* Task item *
When you write out the listing, keep every word as it stands and drop the pictures.

*** Opening of Data excerpts ***

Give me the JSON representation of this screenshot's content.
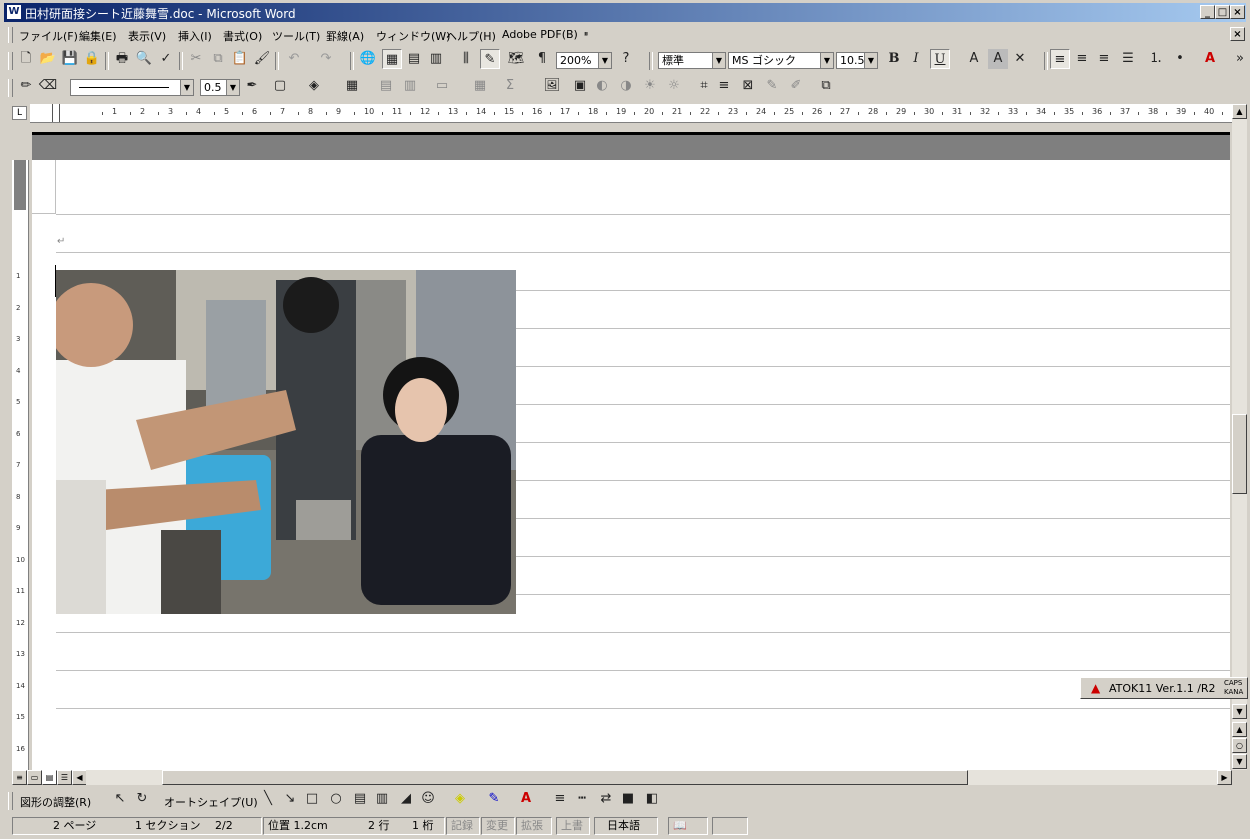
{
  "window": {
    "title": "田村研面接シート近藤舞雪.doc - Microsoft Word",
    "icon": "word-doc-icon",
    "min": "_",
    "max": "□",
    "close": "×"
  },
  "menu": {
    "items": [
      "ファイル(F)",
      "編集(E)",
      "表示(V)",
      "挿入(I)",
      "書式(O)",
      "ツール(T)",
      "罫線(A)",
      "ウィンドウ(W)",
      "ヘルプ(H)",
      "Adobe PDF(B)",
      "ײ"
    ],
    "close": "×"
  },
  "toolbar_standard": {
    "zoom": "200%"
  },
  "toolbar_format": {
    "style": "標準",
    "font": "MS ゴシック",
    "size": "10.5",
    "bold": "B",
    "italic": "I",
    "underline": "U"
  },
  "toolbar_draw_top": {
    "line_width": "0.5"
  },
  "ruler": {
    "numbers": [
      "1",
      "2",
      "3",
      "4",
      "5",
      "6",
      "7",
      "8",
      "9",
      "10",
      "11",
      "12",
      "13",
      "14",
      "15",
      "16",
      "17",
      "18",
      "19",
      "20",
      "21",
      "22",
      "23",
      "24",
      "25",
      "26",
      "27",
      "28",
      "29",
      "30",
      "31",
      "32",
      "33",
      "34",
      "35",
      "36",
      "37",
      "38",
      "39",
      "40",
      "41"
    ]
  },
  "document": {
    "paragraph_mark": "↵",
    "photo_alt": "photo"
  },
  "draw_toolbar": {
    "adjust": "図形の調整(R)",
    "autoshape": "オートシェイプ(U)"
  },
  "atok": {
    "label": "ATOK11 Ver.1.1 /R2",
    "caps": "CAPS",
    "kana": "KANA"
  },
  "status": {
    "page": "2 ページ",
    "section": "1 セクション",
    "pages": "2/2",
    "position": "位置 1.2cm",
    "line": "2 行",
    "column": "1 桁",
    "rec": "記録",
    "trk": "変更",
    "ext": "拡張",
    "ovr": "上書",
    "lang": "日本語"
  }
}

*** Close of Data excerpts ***

* Solution for this task *
Give me the JSON representation of this screenshot's content.
{
  "window": {
    "title": "田村研面接シート近藤舞雪.doc - Microsoft Word",
    "icon": "word-doc-icon",
    "min": "_",
    "max": "□",
    "close": "×"
  },
  "menu": {
    "items": [
      "ファイル(F)",
      "編集(E)",
      "表示(V)",
      "挿入(I)",
      "書式(O)",
      "ツール(T)",
      "罫線(A)",
      "ウィンドウ(W)",
      "ヘルプ(H)",
      "Adobe PDF(B)",
      "ײ"
    ],
    "close": "×"
  },
  "toolbar_standard": {
    "zoom": "200%"
  },
  "toolbar_format": {
    "style": "標準",
    "font": "MS ゴシック",
    "size": "10.5",
    "bold": "B",
    "italic": "I",
    "underline": "U"
  },
  "toolbar_draw_top": {
    "line_width": "0.5"
  },
  "ruler": {
    "numbers": [
      "1",
      "2",
      "3",
      "4",
      "5",
      "6",
      "7",
      "8",
      "9",
      "10",
      "11",
      "12",
      "13",
      "14",
      "15",
      "16",
      "17",
      "18",
      "19",
      "20",
      "21",
      "22",
      "23",
      "24",
      "25",
      "26",
      "27",
      "28",
      "29",
      "30",
      "31",
      "32",
      "33",
      "34",
      "35",
      "36",
      "37",
      "38",
      "39",
      "40",
      "41"
    ]
  },
  "document": {
    "paragraph_mark": "↵",
    "photo_alt": "photo"
  },
  "draw_toolbar": {
    "adjust": "図形の調整(R)",
    "autoshape": "オートシェイプ(U)"
  },
  "atok": {
    "label": "ATOK11 Ver.1.1 /R2",
    "caps": "CAPS",
    "kana": "KANA"
  },
  "status": {
    "page": "2 ページ",
    "section": "1 セクション",
    "pages": "2/2",
    "position": "位置 1.2cm",
    "line": "2 行",
    "column": "1 桁",
    "rec": "記録",
    "trk": "変更",
    "ext": "拡張",
    "ovr": "上書",
    "lang": "日本語"
  }
}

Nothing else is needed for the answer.